╭─ RECORDS SHOWN

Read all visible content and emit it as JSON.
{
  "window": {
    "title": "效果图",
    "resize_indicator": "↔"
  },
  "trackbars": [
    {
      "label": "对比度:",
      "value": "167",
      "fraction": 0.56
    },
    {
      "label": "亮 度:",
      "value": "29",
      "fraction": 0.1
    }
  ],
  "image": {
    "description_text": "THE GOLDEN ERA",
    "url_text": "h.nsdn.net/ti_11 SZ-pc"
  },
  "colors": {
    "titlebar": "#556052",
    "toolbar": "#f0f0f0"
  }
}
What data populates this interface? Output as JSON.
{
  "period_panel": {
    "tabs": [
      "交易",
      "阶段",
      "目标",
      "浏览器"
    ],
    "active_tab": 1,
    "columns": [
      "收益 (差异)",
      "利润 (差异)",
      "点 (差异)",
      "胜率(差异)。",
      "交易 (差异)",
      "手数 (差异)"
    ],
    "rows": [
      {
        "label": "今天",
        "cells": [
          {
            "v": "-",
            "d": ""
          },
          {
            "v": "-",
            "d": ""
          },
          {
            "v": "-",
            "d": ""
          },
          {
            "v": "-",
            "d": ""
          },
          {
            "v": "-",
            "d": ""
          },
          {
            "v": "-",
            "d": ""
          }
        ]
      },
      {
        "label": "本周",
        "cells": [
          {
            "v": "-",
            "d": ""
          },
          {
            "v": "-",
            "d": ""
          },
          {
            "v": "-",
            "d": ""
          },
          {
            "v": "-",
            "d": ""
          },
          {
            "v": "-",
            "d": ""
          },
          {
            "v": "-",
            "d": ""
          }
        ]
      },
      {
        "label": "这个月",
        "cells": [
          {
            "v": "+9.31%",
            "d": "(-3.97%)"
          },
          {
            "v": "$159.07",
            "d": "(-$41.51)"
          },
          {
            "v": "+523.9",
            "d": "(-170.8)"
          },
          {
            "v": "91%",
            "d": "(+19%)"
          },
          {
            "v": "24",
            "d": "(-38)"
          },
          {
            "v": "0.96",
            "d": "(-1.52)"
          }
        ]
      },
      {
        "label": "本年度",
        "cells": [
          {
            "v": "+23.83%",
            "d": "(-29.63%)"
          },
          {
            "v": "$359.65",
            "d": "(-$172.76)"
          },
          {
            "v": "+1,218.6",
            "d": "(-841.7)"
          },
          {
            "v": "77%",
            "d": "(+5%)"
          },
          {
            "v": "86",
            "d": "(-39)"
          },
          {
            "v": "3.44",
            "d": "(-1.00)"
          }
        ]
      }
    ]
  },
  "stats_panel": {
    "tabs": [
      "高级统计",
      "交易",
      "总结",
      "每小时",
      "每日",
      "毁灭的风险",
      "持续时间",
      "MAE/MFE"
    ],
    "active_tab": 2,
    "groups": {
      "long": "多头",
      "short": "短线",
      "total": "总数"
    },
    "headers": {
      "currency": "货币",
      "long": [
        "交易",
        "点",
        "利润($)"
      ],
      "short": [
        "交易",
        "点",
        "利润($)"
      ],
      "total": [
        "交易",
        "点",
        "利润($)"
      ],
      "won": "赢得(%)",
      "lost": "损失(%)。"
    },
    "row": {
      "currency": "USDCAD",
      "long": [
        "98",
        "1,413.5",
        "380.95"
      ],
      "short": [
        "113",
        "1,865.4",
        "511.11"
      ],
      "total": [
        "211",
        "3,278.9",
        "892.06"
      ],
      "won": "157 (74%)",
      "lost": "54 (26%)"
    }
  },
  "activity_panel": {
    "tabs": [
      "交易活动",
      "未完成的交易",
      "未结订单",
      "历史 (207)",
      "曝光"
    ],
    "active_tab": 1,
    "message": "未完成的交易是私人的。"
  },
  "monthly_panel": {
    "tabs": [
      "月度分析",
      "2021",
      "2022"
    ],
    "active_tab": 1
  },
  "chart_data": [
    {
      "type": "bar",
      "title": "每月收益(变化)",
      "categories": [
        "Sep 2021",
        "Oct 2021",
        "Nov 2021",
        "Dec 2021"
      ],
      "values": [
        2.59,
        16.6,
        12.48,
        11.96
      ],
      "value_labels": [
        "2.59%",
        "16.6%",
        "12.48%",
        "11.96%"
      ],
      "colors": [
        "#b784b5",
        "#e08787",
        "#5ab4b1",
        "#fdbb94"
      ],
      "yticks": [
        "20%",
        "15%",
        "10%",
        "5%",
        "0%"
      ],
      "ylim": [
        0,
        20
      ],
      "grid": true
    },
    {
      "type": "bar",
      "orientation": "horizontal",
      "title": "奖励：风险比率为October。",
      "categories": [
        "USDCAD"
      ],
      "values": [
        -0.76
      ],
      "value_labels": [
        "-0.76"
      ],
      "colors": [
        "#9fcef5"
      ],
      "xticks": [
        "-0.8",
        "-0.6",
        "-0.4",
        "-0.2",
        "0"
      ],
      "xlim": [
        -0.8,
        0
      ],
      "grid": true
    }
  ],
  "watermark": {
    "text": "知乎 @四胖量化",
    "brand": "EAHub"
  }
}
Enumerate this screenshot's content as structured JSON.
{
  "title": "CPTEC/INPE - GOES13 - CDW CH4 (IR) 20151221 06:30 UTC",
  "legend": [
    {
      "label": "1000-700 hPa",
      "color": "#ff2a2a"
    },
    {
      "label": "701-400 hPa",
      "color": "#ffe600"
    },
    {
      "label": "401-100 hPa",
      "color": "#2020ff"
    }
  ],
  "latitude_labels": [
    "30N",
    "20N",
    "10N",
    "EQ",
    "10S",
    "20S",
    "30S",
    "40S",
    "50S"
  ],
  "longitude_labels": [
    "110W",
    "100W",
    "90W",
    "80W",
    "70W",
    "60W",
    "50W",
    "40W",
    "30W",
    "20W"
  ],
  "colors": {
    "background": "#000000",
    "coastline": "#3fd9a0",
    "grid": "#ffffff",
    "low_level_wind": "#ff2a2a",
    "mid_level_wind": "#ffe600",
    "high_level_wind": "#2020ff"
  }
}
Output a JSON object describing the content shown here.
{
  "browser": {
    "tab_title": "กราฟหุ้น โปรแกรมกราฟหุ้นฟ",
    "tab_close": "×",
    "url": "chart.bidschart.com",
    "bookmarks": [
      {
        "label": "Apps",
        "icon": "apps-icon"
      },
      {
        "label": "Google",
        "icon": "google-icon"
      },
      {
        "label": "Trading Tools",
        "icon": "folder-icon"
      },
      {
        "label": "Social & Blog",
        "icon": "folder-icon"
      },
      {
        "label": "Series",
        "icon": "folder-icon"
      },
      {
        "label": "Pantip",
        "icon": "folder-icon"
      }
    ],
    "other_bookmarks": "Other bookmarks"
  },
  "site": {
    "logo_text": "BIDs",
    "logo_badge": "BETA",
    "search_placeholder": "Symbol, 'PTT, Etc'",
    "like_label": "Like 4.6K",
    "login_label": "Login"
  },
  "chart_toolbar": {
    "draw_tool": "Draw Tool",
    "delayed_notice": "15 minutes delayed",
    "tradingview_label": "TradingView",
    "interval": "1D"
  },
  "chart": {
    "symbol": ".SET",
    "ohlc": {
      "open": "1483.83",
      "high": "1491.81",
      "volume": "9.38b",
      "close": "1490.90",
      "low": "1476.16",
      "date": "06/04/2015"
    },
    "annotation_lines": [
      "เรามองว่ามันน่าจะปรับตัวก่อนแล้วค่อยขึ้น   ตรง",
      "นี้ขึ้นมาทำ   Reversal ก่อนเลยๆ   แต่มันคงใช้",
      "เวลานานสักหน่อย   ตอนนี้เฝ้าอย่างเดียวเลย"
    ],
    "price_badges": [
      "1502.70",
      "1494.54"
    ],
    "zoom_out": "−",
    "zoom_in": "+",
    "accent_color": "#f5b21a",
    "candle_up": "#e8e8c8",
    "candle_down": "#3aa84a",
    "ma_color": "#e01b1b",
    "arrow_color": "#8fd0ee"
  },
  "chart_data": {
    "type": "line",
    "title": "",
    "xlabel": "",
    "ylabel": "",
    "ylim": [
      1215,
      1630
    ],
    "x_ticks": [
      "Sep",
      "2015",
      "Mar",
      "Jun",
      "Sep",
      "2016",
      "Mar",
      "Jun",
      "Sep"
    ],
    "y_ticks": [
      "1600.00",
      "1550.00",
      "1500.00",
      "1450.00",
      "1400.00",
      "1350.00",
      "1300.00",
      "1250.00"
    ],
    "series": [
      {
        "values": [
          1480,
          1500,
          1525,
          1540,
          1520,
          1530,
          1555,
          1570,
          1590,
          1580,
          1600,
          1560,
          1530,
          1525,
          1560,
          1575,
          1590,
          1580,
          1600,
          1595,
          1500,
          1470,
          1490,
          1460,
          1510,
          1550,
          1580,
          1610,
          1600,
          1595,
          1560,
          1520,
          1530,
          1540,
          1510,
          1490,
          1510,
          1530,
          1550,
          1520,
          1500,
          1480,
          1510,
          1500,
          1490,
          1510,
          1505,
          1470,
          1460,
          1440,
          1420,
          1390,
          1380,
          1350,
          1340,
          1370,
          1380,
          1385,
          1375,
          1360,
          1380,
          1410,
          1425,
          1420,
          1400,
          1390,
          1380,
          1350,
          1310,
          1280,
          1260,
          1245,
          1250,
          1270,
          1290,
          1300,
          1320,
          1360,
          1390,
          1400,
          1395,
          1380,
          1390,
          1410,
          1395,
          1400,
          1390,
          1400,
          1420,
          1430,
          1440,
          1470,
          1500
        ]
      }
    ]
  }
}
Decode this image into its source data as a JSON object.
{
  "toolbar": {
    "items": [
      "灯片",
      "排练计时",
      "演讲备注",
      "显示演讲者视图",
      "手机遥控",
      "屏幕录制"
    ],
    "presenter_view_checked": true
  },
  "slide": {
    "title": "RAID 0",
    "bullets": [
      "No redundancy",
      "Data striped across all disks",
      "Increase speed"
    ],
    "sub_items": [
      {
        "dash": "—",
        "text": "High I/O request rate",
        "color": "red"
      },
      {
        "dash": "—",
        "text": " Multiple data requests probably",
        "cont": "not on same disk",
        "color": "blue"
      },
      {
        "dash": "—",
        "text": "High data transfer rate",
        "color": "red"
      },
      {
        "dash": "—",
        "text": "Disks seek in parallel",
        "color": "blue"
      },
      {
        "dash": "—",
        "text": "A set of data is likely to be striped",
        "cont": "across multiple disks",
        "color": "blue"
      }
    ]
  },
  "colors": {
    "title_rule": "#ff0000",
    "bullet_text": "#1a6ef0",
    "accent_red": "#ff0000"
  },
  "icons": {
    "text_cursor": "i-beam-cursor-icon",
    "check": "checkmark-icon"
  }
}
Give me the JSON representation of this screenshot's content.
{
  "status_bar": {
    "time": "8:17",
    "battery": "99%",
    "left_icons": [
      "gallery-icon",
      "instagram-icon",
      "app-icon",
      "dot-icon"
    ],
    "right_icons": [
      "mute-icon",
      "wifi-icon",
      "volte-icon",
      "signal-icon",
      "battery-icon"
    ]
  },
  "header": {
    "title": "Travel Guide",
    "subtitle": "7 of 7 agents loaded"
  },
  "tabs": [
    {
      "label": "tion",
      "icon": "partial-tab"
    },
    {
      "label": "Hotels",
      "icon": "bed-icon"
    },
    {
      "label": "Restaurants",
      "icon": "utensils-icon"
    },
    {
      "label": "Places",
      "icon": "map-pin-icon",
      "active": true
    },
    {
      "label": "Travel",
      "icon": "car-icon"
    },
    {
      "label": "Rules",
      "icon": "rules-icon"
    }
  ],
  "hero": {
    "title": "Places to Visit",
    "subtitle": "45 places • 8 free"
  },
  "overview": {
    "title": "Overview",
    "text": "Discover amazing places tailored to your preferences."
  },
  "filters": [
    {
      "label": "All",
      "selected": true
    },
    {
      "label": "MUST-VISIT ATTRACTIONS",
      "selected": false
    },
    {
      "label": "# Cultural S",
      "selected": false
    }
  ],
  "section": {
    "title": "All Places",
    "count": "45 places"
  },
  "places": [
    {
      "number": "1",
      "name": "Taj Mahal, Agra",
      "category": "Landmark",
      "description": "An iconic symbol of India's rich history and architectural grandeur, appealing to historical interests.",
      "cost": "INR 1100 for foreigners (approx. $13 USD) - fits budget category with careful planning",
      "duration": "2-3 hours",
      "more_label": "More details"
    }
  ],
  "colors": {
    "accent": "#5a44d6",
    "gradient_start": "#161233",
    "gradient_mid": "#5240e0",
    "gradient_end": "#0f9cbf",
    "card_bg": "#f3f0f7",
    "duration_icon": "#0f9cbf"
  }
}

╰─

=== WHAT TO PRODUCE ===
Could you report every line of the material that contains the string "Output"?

=== RESULT ===
What data populates this interface? Output as JSON.
Output a JSON object describing the content shown here.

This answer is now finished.